Date of this Version
Published in Landscape Ecology, 2022
Context Woody encroachment is the process whereby grasslands transition to a woody-dominated state. This process is a global driver of grassland decline and is ultimately the outcome of increased woody plant recruitment in grasslands. Yet, little is known about how recruitment distances structure spatial patterns of encroachment.
Objectives Here, we develop a recruitment curve to describe the scatter of woody plant recruitment around seed sources and examine how this structures spatial patterns of encroachment.
Methods We developed a recruitment curve for Juniperus virginiana using an encroachment dataset that captures spread from tree plantings into treeless grassland sites in the Nebraska Sandhills (USA). In addition, we used height classes of encroaching J. virginiana as subsequent time steps of an encroachment process to examine how the leading edge of encroachment expanded over time.
Results The recruitment curve was characterized by a fat-tailed distribution.
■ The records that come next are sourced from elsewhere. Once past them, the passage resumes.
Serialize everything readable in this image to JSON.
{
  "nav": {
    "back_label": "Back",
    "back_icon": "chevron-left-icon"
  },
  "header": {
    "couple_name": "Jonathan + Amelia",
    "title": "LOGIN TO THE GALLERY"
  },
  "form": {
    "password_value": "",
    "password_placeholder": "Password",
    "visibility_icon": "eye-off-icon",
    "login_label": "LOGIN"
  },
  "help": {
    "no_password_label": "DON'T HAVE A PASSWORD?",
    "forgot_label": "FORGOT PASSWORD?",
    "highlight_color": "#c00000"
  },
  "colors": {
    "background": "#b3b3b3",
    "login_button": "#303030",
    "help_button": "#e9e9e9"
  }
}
Most recruitment occurred locally, within 157 m of seed sources (95th percentile distance), while, sparse long-distance recruitment characterized the curve’s tail. Expansion of the leading edge of encroachment was characterized by two features: (1) a slow moving, high density area near tree plantings and (2) rapid expansion of the distribution’s tail, driven by long-distance recruitment in treeless areas.
Conclusion Our results show a high capacity for woody plant invasion of grasslands. Local recruitment drives transitions to woody dominance, while long-distance recruitment generates a rapidly advancing leading edge. Plans to conserve and restore grasslands will require spatially informed strategies that account for local and long-distance recruitment of woody plants.